              One way to understand is to memorize the over-arching concepts or ideas in your pitch. It helps you speak more naturally and let your personality shine through. It’s almost like taking your audience on a journey with a few key milestones.

              5. Practice makes perfect

              Like most people, many of us are not naturally attuned to public speaking. Rarely do individuals walk up to a large audience and present flawlessly without any research and preparation.

              In fact, some of the top presenters make it look easy during showtime because they have spent countless hours behind-the-scenes in deep practice. Even great speakers like the late John F. Kennedy would spend months preparing his speech beforehand.

              Public speaking, like any other skill, requires practice – whether it be practicing your speech countless of times in front of a mirror or making notes. As the saying goes, practice makes perfect!

              6. Be authentic

              There’s nothing wrong with feeling stressed before going up to speak in front of an audience.

              Many people fear public speaking because they fear others will judge them for showing their true, vulnerable self. However, vulnerability can sometimes help you come across as more authentic and relatable as a speaker.

              Advertising

              Drop the pretence of trying to act or speak like someone else and you’ll find that it’s worth the risk. You become more genuine, flexible and spontaneous, which makes it easier to handle unpredictable situations – whether it’s getting tough questions from the crowd or experiencing an unexpected technical difficulty.

              To find out your authentic style of speaking is easy. Just pick a topic or issue you are passionate about and discuss this like you normally would with a close family or friend. It is like having a conversation with someone in a personal one-to-one setting. A great way to do this on stage is to select a random audience member(with a hopefully calming face) and speak to a single person at a time during your speech. You’ll find that it’s easier trying to connect to one person at a time than a whole room.

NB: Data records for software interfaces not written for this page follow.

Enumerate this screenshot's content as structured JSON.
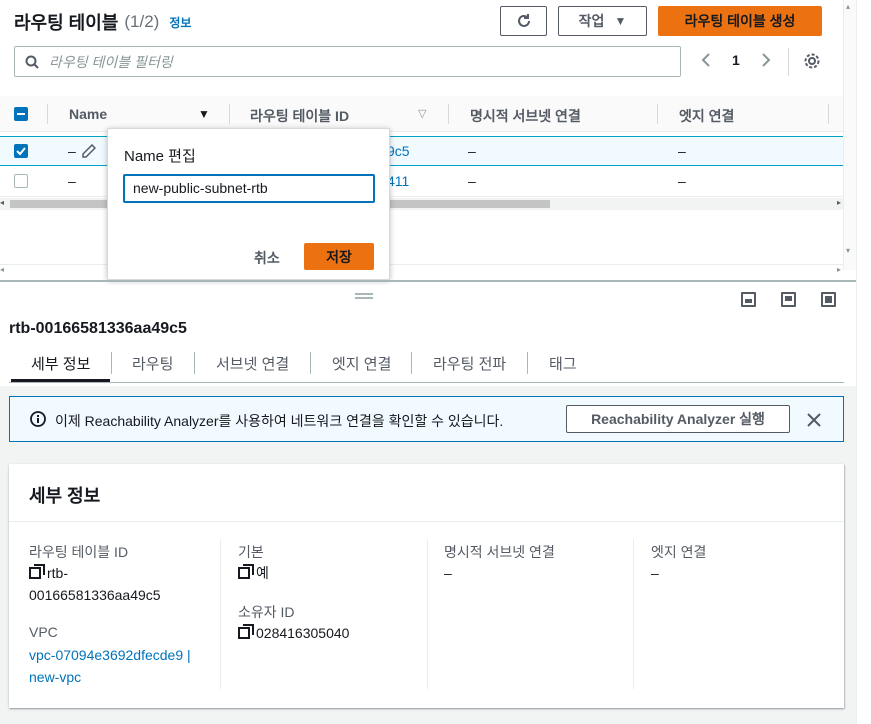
{
  "header": {
    "title": "라우팅 테이블",
    "count": "(1/2)",
    "info": "정보",
    "refresh_icon": "refresh-icon",
    "actions_label": "작업",
    "create_label": "라우팅 테이블 생성"
  },
  "filter": {
    "placeholder": "라우팅 테이블 필터링"
  },
  "pagination": {
    "page": "1"
  },
  "table": {
    "columns": [
      "Name",
      "라우팅 테이블 ID",
      "명시적 서브넷 연결",
      "엣지 연결"
    ],
    "rows": [
      {
        "name": "–",
        "id_fragment": "9c5",
        "subnet": "–",
        "edge": "–",
        "selected": true
      },
      {
        "name": "–",
        "id_fragment": "411",
        "subnet": "–",
        "edge": "–",
        "selected": false
      }
    ]
  },
  "popover": {
    "title": "Name 편집",
    "value": "new-public-subnet-rtb",
    "cancel": "취소",
    "save": "저장"
  },
  "detail": {
    "rtb_id": "rtb-00166581336aa49c5",
    "tabs": [
      "세부 정보",
      "라우팅",
      "서브넷 연결",
      "엣지 연결",
      "라우팅 전파",
      "태그"
    ],
    "alert_text": "이제 Reachability Analyzer를 사용하여 네트워크 연결을 확인할 수 있습니다.",
    "alert_button": "Reachability Analyzer 실행",
    "section_title": "세부 정보",
    "fields": {
      "rt_id_label": "라우팅 테이블 ID",
      "rt_id_value_1": "rtb-",
      "rt_id_value_2": "00166581336aa49c5",
      "vpc_label": "VPC",
      "vpc_value_1": "vpc-07094e3692dfecde9 |",
      "vpc_value_2": "new-vpc",
      "main_label": "기본",
      "main_value": "예",
      "owner_label": "소유자 ID",
      "owner_value": "028416305040",
      "explicit_label": "명시적 서브넷 연결",
      "explicit_value": "–",
      "edge_label": "엣지 연결",
      "edge_value": "–"
    }
  },
  "colors": {
    "accent": "#0073bb",
    "primary_button": "#ec7211",
    "selected_row": "#f1faff"
  }
}
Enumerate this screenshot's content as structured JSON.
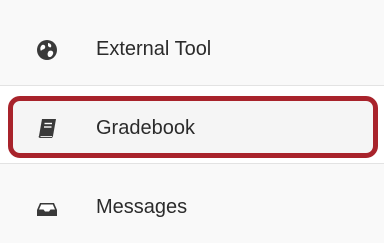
{
  "menu": {
    "items": [
      {
        "label": "External Tool",
        "icon": "globe-icon"
      },
      {
        "label": "Gradebook",
        "icon": "book-icon",
        "highlighted": true
      },
      {
        "label": "Messages",
        "icon": "inbox-icon"
      }
    ]
  },
  "colors": {
    "highlight_border": "#a8232b",
    "icon": "#3a3a3a",
    "text": "#2b2b2b"
  }
}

              With that said, being comfortable enough to be yourself in front of others may take a little time and some experience, depending how comfortable you are with being yourself in front of others. But once you embrace it, stage fright will not be as intimidating as you initially thought.

              Presenters like Barack Obama are a prime example of a genuine and passionate speaker:

              7. Post speech evaluation

              Last but not the least, if you’ve done public speaking and have been scarred from a bad experience, try seeing it as a lesson learned to improve yourself as a speaker.

              Don’t beat yourself up after a presentation

              We are the hardest on ourselves and it’s good to be. But when you finish delivering your speech or presentation, give yourself some recognition and a pat on the back.

              You managed to finish whatever you had to do and did not give up. You did not let your fears and insecurities get to you. Take a little more pride in your work and believe in yourself.

              Improve your next speech

              As mentioned before, practice does make perfect. If you want to improve your public speaking skills, try asking someone to film you during a speech or presentation. Afterwards, watch and observe what you can do to improve yourself next time.

              Here are some questions you can ask yourself after every speech:

              Advertising

              • How did I do?
              • Are there any areas for improvement?
              • Did I sound or look stressed?
              • Did I stumble on my words? Why?
              • Was I saying “um” too often?
              • How was the flow of the speech?

              Write everything you observed down and keep practicing and improving. In time, you’ll be able to better manage your fears of public speaking and appear more confident when it counts.

              If you want even more tips about public speaking or delivering a great presentation, check out these articles too:

              Reference

              Read Next